Echoes From a Distant Land
In the early part of the 20th century, an African boy’s life changes dramatically when white missionaries impose their disturbing ideas upon his Kikuyu tribe. Wangira soon learns that many of the old traditions and beliefs are under threat, but as a young warrior he saves the life of a wealthy American photographer and doors open to the white’s world and a life previously unimaginable.
Between the wars, Kenya is a land of boundless opportunity where the rich engage in hunting safaris, horse racing, racy parties and all the pleasures that money can buy. Dana Northcote is a celebrated socialite, living the high life, but when Wangira uses her husband’s farm in the Kenyan highlands to hide his contraband, she becomes involved with him. Ultimately, she faces the consequences of her duplicity and is forced to make a heart-rending decision that tears her life apart.
After the war, the colonial power’s control of African lives tightens, but white settlers are in danger of losing everything when the Mau Mau’s terror campaign aims to claw back their land and their freedom. Wangira believes in their cause, but resists their perverted means of achieving it, and becomes a Mau Mau target.
In England, Dana’s daughter, Emerald, looks beyond her privileged upbringing to discover a link to Africa she didn’t know existed, but is determined to explore. She meets Jelani but is unaware of his Mau Mau connections.
As the might of the Empire descends upon the Mau Mau, Jelani confronts Wangira and Emerald discovers the shocking consequences of her mother’s early life.
With the author behind the Scenes of Echoes From a Distant Land
Most of my books are inspired by stories or events I hear while visiting Kenya. Echoes from a Distant Land was created quite differently.
It was while on board P&O’s cruise ship, the Pacific Sun, as the guest author in February 2010, that I started thinking about my next book. During my talks to the Chapters Book Club – part of the light entertainment that P&O does so well on their cruise ships – I was asked whether I had experienced any cases of racism during my time while living in Kenya. The answer is yes, occasionally, from both sides. It made me think a little more about Kenya’s history, and particularly how the country went from paternalism to terrorism, within the space of a few years.
It was on my mind a few days later when my partner and I shared a bottle of bubbly on our balcony. We started talking about the changes that had occurred from around the turn of the 20th century to independence in 1963 – no more than one person’s lifetime. During those years that person would have seen the arrival of the missionaries bearing strange new ideas, the imposition of the rule of law that brought peace to the Africans, but also resulted in the loss of many rights and freedoms, and the reaction – swift and savage – to those losses.

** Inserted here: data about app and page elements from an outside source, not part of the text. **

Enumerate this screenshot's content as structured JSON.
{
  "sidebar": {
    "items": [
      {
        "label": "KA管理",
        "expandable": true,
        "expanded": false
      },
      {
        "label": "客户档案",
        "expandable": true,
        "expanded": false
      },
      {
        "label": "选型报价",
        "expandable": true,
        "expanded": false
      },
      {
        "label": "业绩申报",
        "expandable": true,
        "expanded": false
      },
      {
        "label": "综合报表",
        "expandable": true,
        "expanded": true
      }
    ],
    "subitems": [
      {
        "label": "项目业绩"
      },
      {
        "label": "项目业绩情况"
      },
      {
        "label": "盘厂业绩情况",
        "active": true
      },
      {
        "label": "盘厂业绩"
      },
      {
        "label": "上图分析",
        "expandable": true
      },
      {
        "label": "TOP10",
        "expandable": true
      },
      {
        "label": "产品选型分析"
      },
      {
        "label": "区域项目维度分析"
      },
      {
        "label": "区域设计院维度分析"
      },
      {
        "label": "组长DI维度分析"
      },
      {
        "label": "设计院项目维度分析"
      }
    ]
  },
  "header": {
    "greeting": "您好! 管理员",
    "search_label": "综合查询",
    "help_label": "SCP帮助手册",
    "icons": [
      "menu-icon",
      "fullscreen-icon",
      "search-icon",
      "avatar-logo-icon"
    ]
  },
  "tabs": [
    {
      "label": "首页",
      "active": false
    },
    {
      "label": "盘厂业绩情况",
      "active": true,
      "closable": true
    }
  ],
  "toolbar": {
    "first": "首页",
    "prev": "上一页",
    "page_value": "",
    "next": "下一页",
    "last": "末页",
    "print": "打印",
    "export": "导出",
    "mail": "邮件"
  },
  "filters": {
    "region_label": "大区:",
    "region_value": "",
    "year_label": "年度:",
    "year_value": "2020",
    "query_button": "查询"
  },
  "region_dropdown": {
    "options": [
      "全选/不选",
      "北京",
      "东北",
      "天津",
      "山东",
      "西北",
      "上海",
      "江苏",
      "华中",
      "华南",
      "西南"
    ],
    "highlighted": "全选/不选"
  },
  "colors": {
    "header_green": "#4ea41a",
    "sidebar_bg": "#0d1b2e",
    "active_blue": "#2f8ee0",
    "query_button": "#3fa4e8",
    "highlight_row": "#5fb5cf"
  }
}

We discussed how each side – the black Africans and white settlers – might have viewed those incendiary years. And while the bubbly slowly disappeared, I scribbled down some notes about the lives of four individuals and how the events of those first sixty or so years might have been viewed by each of them.
Echoes from a Distant Land is the result.